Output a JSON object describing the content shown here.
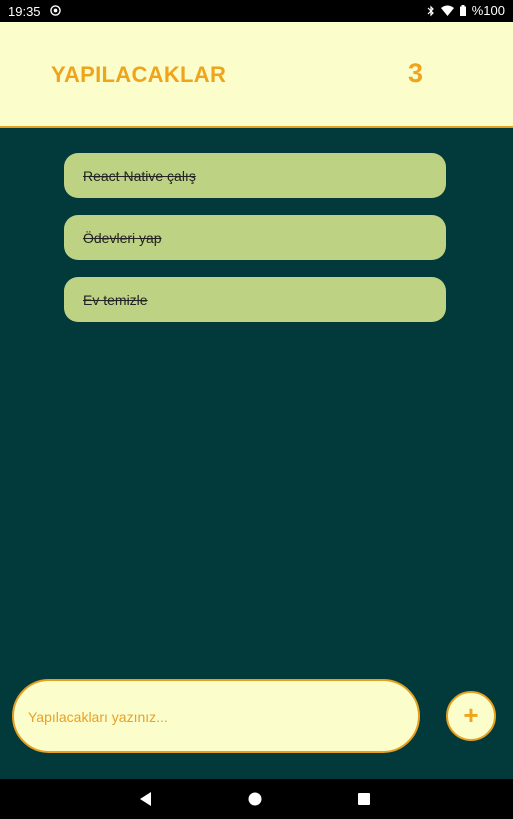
{
  "status_bar": {
    "time": "19:35",
    "battery": "%100",
    "icons": [
      "sync-icon",
      "bluetooth-icon",
      "wifi-icon",
      "battery-icon"
    ]
  },
  "header": {
    "title": "YAPILACAKLAR",
    "count": "3"
  },
  "todos": [
    {
      "text": "React Native çalış",
      "completed": true
    },
    {
      "text": "Ödevleri yap",
      "completed": true
    },
    {
      "text": "Ev temizle",
      "completed": true
    }
  ],
  "input": {
    "placeholder": "Yapılacakları yazınız...",
    "value": ""
  },
  "add_button": {
    "label": "+"
  },
  "nav_bar": {
    "icons": [
      "back-icon",
      "home-icon",
      "recents-icon"
    ]
  },
  "colors": {
    "background": "#023a3c",
    "header_bg": "#fbfdca",
    "accent": "#f0a41c",
    "todo_bg": "#bdd383"
  }
}
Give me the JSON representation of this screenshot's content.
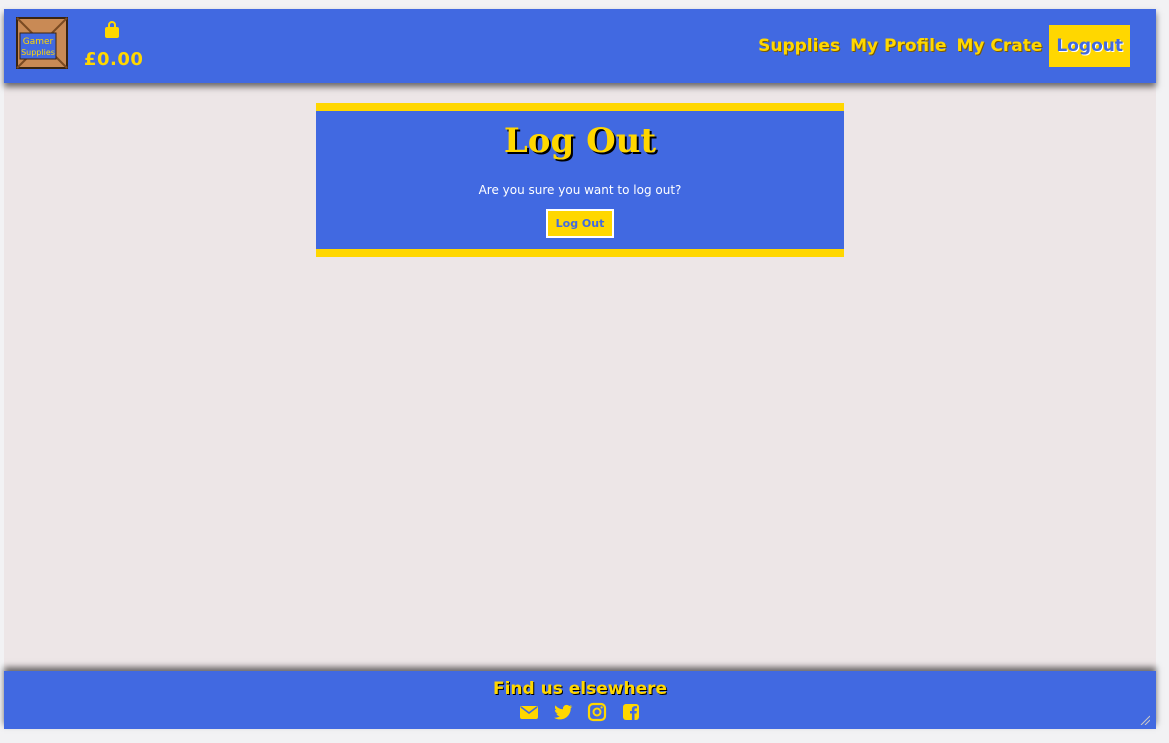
{
  "header": {
    "logo_text_line1": "Gamer",
    "logo_text_line2": "Supplies",
    "cart_icon": "shopping-bag-icon",
    "cart_total": "£0.00",
    "nav": [
      {
        "label": "Supplies",
        "active": false
      },
      {
        "label": "My Profile",
        "active": false
      },
      {
        "label": "My Crate",
        "active": false
      },
      {
        "label": "Logout",
        "active": true
      }
    ]
  },
  "main": {
    "title": "Log Out",
    "message": "Are you sure you want to log out?",
    "button_label": "Log Out"
  },
  "footer": {
    "title": "Find us elsewhere",
    "socials": [
      "envelope-icon",
      "twitter-icon",
      "instagram-icon",
      "facebook-icon"
    ]
  },
  "colors": {
    "primary": "#4169e1",
    "accent": "#ffd700",
    "background": "#ede6e7"
  }
}
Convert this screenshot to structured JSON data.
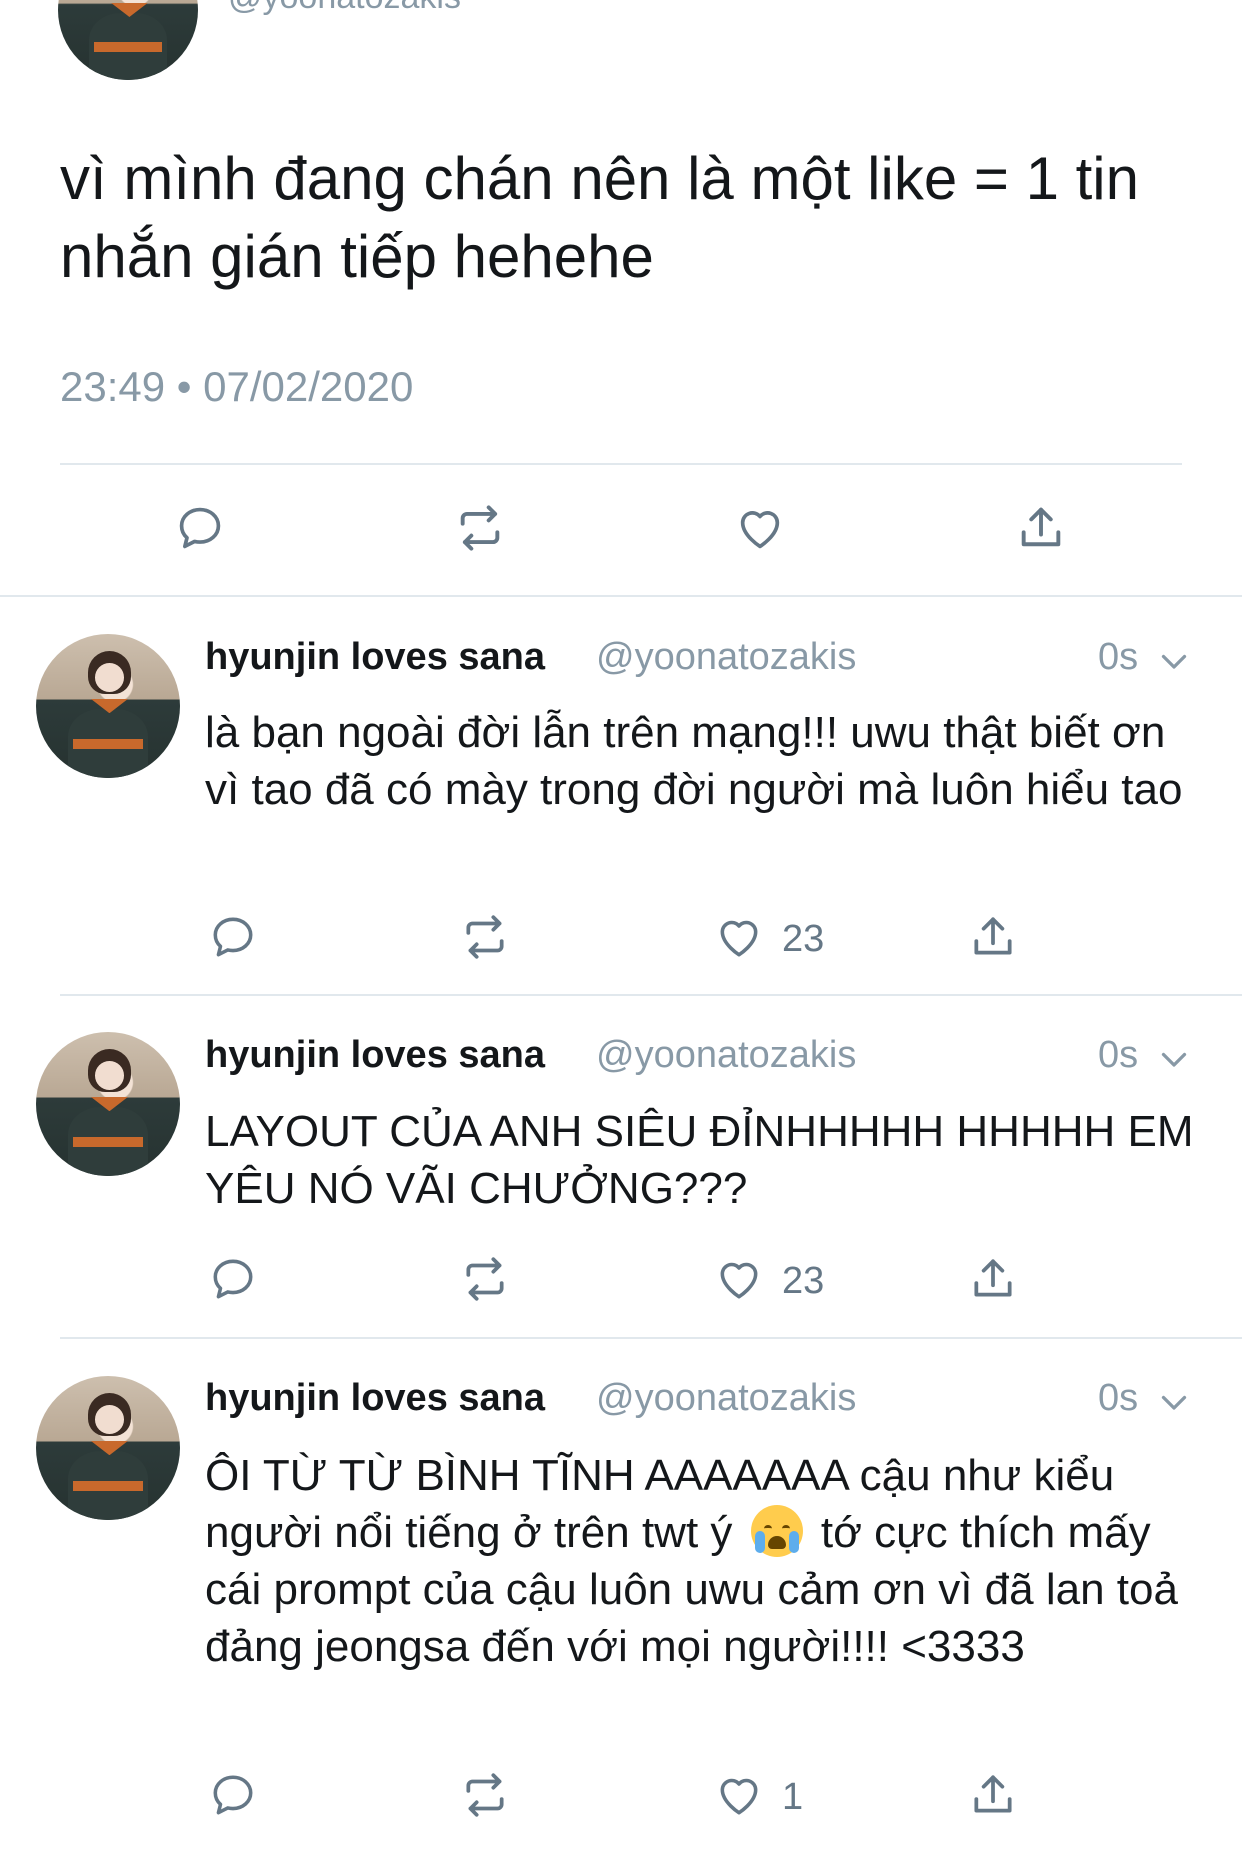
{
  "main_tweet": {
    "handle": "@yoonatozakis",
    "text": "vì mình đang chán nên là một like = 1 tin nhắn gián tiếp hehehe",
    "timestamp": "23:49 • 07/02/2020"
  },
  "replies": [
    {
      "name": "hyunjin loves sana",
      "handle": "@yoonatozakis",
      "time": "0s",
      "text": "là bạn ngoài đời lẫn trên mạng!!! uwu thật biết ơn vì tao đã có mày trong đời người mà luôn hiểu tao",
      "likes": "23"
    },
    {
      "name": "hyunjin loves sana",
      "handle": "@yoonatozakis",
      "time": "0s",
      "text": "LAYOUT CỦA ANH SIÊU ĐỈNHHHHH HHHHH EM YÊU NÓ VÃI CHƯỞNG???",
      "likes": "23"
    },
    {
      "name": "hyunjin loves sana",
      "handle": "@yoonatozakis",
      "time": "0s",
      "text_part1": "ÔI TỪ TỪ BÌNH TĨNH AAAAAAA cậu như kiểu người nổi tiếng ở trên twt ý",
      "text_part2": "tớ cực thích mấy cái prompt của cậu luôn uwu cảm ơn vì đã lan toả đảng jeongsa đến với mọi người!!!! <3333",
      "emoji": "loudly-crying-face",
      "likes": "1"
    }
  ],
  "icons": {
    "reply": "reply-icon",
    "retweet": "retweet-icon",
    "like": "heart-icon",
    "share": "share-icon",
    "chevron": "chevron-down-icon"
  },
  "colors": {
    "text": "#14171a",
    "secondary": "#8899a6",
    "action": "#657786",
    "divider": "#e1e8ed"
  }
}
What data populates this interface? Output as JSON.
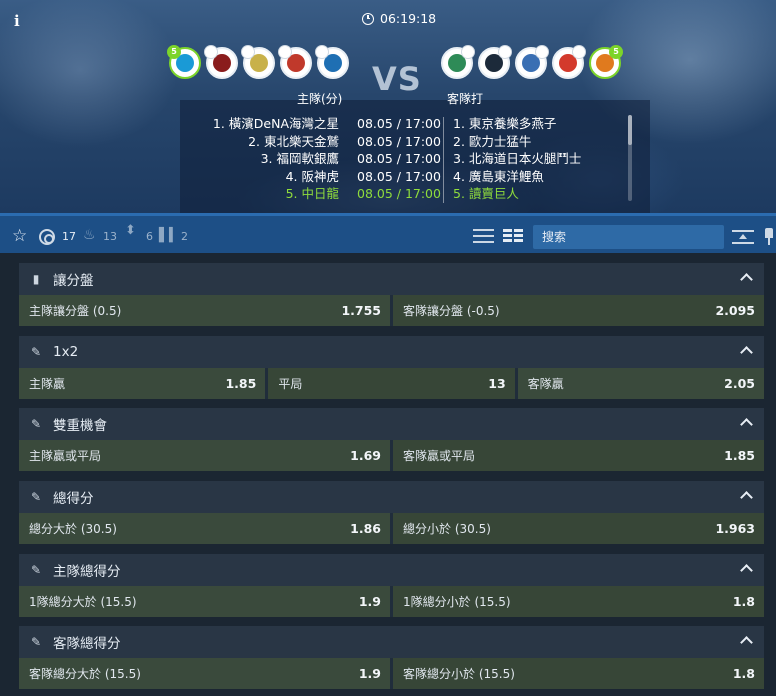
{
  "header": {
    "time": "06:19:18",
    "vs": "VS",
    "home_label": "主隊(分)",
    "away_label": "客隊打",
    "home_logos": [
      {
        "name": "dena-logo",
        "color": "#1a9ad6",
        "badge": "5",
        "highlight": true
      },
      {
        "name": "eagles-logo",
        "color": "#8a1c1c",
        "badge": "",
        "highlight": false
      },
      {
        "name": "hawks-logo",
        "color": "#c8b14a",
        "badge": "",
        "highlight": false
      },
      {
        "name": "tigers-logo",
        "color": "#c0392b",
        "badge": "",
        "highlight": false
      },
      {
        "name": "dragons-logo",
        "color": "#1f6fb3",
        "badge": "",
        "highlight": false
      }
    ],
    "away_logos": [
      {
        "name": "swallows-logo",
        "color": "#2e8b57",
        "badge": "",
        "highlight": false
      },
      {
        "name": "buffaloes-logo",
        "color": "#1c2a3a",
        "badge": "",
        "highlight": false
      },
      {
        "name": "fighters-logo",
        "color": "#3a6fb3",
        "badge": "",
        "highlight": false
      },
      {
        "name": "carp-logo",
        "color": "#d33a2c",
        "badge": "",
        "highlight": false
      },
      {
        "name": "giants-logo",
        "color": "#e07a1e",
        "badge": "5",
        "highlight": true
      }
    ],
    "home_teams": [
      "1. 橫濱DeNA海灣之星",
      "2. 東北樂天金鷲",
      "3. 福岡軟銀鷹",
      "4. 阪神虎",
      "5. 中日龍"
    ],
    "times": [
      "08.05 / 17:00",
      "08.05 / 17:00",
      "08.05 / 17:00",
      "08.05 / 17:00",
      "08.05 / 17:00"
    ],
    "away_teams": [
      "1. 東京養樂多燕子",
      "2. 歐力士猛牛",
      "3. 北海道日本火腿鬥士",
      "4. 廣島東洋鯉魚",
      "5. 讀賣巨人"
    ]
  },
  "toolbar": {
    "count_all": "17",
    "count_fire": "13",
    "count_move": "6",
    "count_stat": "2",
    "search_placeholder": "搜索"
  },
  "markets": [
    {
      "title": "讓分盤",
      "odds": [
        [
          "主隊讓分盤 (0.5)",
          "1.755"
        ],
        [
          "客隊讓分盤 (-0.5)",
          "2.095"
        ]
      ]
    },
    {
      "title": "1x2",
      "odds": [
        [
          "主隊贏",
          "1.85"
        ],
        [
          "平局",
          "13"
        ],
        [
          "客隊贏",
          "2.05"
        ]
      ]
    },
    {
      "title": "雙重機會",
      "odds": [
        [
          "主隊贏或平局",
          "1.69"
        ],
        [
          "客隊贏或平局",
          "1.85"
        ]
      ]
    },
    {
      "title": "總得分",
      "odds": [
        [
          "總分大於 (30.5)",
          "1.86"
        ],
        [
          "總分小於 (30.5)",
          "1.963"
        ]
      ]
    },
    {
      "title": "主隊總得分",
      "odds": [
        [
          "1隊總分大於 (15.5)",
          "1.9"
        ],
        [
          "1隊總分小於 (15.5)",
          "1.8"
        ]
      ]
    },
    {
      "title": "客隊總得分",
      "odds": [
        [
          "客隊總分大於 (15.5)",
          "1.9"
        ],
        [
          "客隊總分小於 (15.5)",
          "1.8"
        ]
      ]
    }
  ]
}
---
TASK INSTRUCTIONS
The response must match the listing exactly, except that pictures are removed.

ANSWER SPACE
Output a JSON object describing the content shown here.
{
  "status_bar": {
    "time": "19:35",
    "battery": "%100",
    "icons": [
      "sync-icon",
      "bluetooth-icon",
      "wifi-icon",
      "battery-icon"
    ]
  },
  "header": {
    "title": "YAPILACAKLAR",
    "count": "3"
  },
  "todos": [
    {
      "text": "React Native çalış",
      "completed": true
    },
    {
      "text": "Ödevleri yap",
      "completed": true
    },
    {
      "text": "Ev temizle",
      "completed": true
    }
  ],
  "input": {
    "placeholder": "Yapılacakları yazınız...",
    "value": ""
  },
  "add_button": {
    "label": "+"
  },
  "nav_bar": {
    "icons": [
      "back-icon",
      "home-icon",
      "recents-icon"
    ]
  },
  "colors": {
    "background": "#023a3c",
    "header_bg": "#fbfdca",
    "accent": "#f0a41c",
    "todo_bg": "#bdd383"
  }
}
Give me the JSON representation of this screenshot's content.
{
  "header": {
    "logo_text_line1": "Gamer",
    "logo_text_line2": "Supplies",
    "cart_icon": "shopping-bag-icon",
    "cart_total": "£0.00",
    "nav": [
      {
        "label": "Supplies",
        "active": false
      },
      {
        "label": "My Profile",
        "active": false
      },
      {
        "label": "My Crate",
        "active": false
      },
      {
        "label": "Logout",
        "active": true
      }
    ]
  },
  "main": {
    "title": "Log Out",
    "message": "Are you sure you want to log out?",
    "button_label": "Log Out"
  },
  "footer": {
    "title": "Find us elsewhere",
    "socials": [
      "envelope-icon",
      "twitter-icon",
      "instagram-icon",
      "facebook-icon"
    ]
  },
  "colors": {
    "primary": "#4169e1",
    "accent": "#ffd700",
    "background": "#ede6e7"
  }
}
Convert this screenshot to structured JSON data.
{
  "main_tweet": {
    "handle": "@yoonatozakis",
    "text": "vì mình đang chán nên là một like = 1 tin nhắn gián tiếp hehehe",
    "timestamp": "23:49 • 07/02/2020"
  },
  "replies": [
    {
      "name": "hyunjin loves sana",
      "handle": "@yoonatozakis",
      "time": "0s",
      "text": "là bạn ngoài đời lẫn trên mạng!!! uwu thật biết ơn vì tao đã có mày trong đời người mà luôn hiểu tao",
      "likes": "23"
    },
    {
      "name": "hyunjin loves sana",
      "handle": "@yoonatozakis",
      "time": "0s",
      "text": "LAYOUT CỦA ANH SIÊU ĐỈNHHHHH HHHHH EM YÊU NÓ VÃI CHƯỞNG???",
      "likes": "23"
    },
    {
      "name": "hyunjin loves sana",
      "handle": "@yoonatozakis",
      "time": "0s",
      "text_part1": "ÔI TỪ TỪ BÌNH TĨNH AAAAAAA cậu như kiểu người nổi tiếng ở trên twt ý",
      "text_part2": "tớ cực thích mấy cái prompt của cậu luôn uwu cảm ơn vì đã lan toả đảng jeongsa đến với mọi người!!!! <3333",
      "emoji": "loudly-crying-face",
      "likes": "1"
    }
  ],
  "icons": {
    "reply": "reply-icon",
    "retweet": "retweet-icon",
    "like": "heart-icon",
    "share": "share-icon",
    "chevron": "chevron-down-icon"
  },
  "colors": {
    "text": "#14171a",
    "secondary": "#8899a6",
    "action": "#657786",
    "divider": "#e1e8ed"
  }
}
What data populates this interface? Output as JSON.
{
  "header": {
    "time": "06:19:18",
    "vs": "VS",
    "home_label": "主隊(分)",
    "away_label": "客隊打",
    "home_logos": [
      {
        "name": "dena-logo",
        "color": "#1a9ad6",
        "badge": "5",
        "highlight": true
      },
      {
        "name": "eagles-logo",
        "color": "#8a1c1c",
        "badge": "",
        "highlight": false
      },
      {
        "name": "hawks-logo",
        "color": "#c8b14a",
        "badge": "",
        "highlight": false
      },
      {
        "name": "tigers-logo",
        "color": "#c0392b",
        "badge": "",
        "highlight": false
      },
      {
        "name": "dragons-logo",
        "color": "#1f6fb3",
        "badge": "",
        "highlight": false
      }
    ],
    "away_logos": [
      {
        "name": "swallows-logo",
        "color": "#2e8b57",
        "badge": "",
        "highlight": false
      },
      {
        "name": "buffaloes-logo",
        "color": "#1c2a3a",
        "badge": "",
        "highlight": false
      },
      {
        "name": "fighters-logo",
        "color": "#3a6fb3",
        "badge": "",
        "highlight": false
      },
      {
        "name": "carp-logo",
        "color": "#d33a2c",
        "badge": "",
        "highlight": false
      },
      {
        "name": "giants-logo",
        "color": "#e07a1e",
        "badge": "5",
        "highlight": true
      }
    ],
    "home_teams": [
      "1. 橫濱DeNA海灣之星",
      "2. 東北樂天金鷲",
      "3. 福岡軟銀鷹",
      "4. 阪神虎",
      "5. 中日龍"
    ],
    "times": [
      "08.05 / 17:00",
      "08.05 / 17:00",
      "08.05 / 17:00",
      "08.05 / 17:00",
      "08.05 / 17:00"
    ],
    "away_teams": [
      "1. 東京養樂多燕子",
      "2. 歐力士猛牛",
      "3. 北海道日本火腿鬥士",
      "4. 廣島東洋鯉魚",
      "5. 讀賣巨人"
    ]
  },
  "toolbar": {
    "count_all": "17",
    "count_fire": "13",
    "count_move": "6",
    "count_stat": "2",
    "search_placeholder": "搜索"
  },
  "markets": [
    {
      "title": "讓分盤",
      "odds": [
        [
          "主隊讓分盤 (0.5)",
          "1.755"
        ],
        [
          "客隊讓分盤 (-0.5)",
          "2.095"
        ]
      ]
    },
    {
      "title": "1x2",
      "odds": [
        [
          "主隊贏",
          "1.85"
        ],
        [
          "平局",
          "13"
        ],
        [
          "客隊贏",
          "2.05"
        ]
      ]
    },
    {
      "title": "雙重機會",
      "odds": [
        [
          "主隊贏或平局",
          "1.69"
        ],
        [
          "客隊贏或平局",
          "1.85"
        ]
      ]
    },
    {
      "title": "總得分",
      "odds": [
        [
          "總分大於 (30.5)",
          "1.86"
        ],
        [
          "總分小於 (30.5)",
          "1.963"
        ]
      ]
    },
    {
      "title": "主隊總得分",
      "odds": [
        [
          "1隊總分大於 (15.5)",
          "1.9"
        ],
        [
          "1隊總分小於 (15.5)",
          "1.8"
        ]
      ]
    },
    {
      "title": "客隊總得分",
      "odds": [
        [
          "客隊總分大於 (15.5)",
          "1.9"
        ],
        [
          "客隊總分小於 (15.5)",
          "1.8"
        ]
      ]
    }
  ]
}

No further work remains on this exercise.